## [Data about app and page elements]
###
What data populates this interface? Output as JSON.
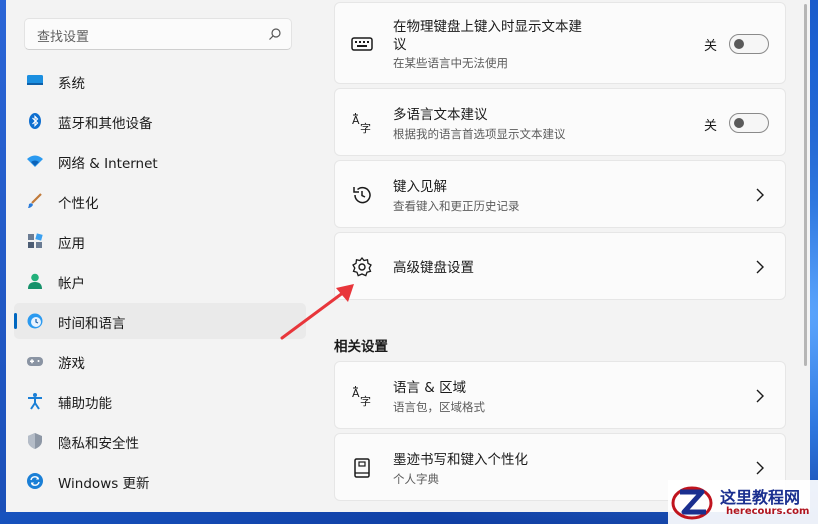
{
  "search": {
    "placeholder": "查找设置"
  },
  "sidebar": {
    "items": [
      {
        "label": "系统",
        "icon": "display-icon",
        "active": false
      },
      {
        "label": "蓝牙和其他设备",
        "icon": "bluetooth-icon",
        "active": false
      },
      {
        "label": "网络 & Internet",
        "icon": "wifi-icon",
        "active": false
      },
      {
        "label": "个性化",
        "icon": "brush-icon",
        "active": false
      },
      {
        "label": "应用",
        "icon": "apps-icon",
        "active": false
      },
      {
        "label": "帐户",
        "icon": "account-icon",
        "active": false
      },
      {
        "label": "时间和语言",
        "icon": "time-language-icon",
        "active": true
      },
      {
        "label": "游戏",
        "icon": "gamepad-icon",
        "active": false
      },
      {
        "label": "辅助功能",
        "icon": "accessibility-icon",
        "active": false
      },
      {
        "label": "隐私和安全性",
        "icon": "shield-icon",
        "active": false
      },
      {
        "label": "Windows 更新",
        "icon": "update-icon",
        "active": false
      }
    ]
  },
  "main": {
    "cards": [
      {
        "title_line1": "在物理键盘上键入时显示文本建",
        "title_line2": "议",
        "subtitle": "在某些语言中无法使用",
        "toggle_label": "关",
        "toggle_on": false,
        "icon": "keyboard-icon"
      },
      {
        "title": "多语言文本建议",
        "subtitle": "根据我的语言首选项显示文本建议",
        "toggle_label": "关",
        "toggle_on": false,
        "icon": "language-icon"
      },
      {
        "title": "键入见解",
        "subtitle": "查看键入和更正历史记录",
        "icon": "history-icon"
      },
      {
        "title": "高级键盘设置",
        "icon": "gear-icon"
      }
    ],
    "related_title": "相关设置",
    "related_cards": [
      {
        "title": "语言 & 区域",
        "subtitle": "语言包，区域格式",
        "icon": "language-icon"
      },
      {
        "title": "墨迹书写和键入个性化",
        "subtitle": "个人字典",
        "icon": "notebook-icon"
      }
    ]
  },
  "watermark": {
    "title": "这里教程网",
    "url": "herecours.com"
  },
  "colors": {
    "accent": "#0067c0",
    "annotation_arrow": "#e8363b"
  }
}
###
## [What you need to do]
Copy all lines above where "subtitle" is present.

## [Solution to the exercise]
        "subtitle": "在某些语言中无法使用",
        "subtitle": "根据我的语言首选项显示文本建议",
        "subtitle": "查看键入和更正历史记录",
        "subtitle": "语言包，区域格式",
        "subtitle": "个人字典",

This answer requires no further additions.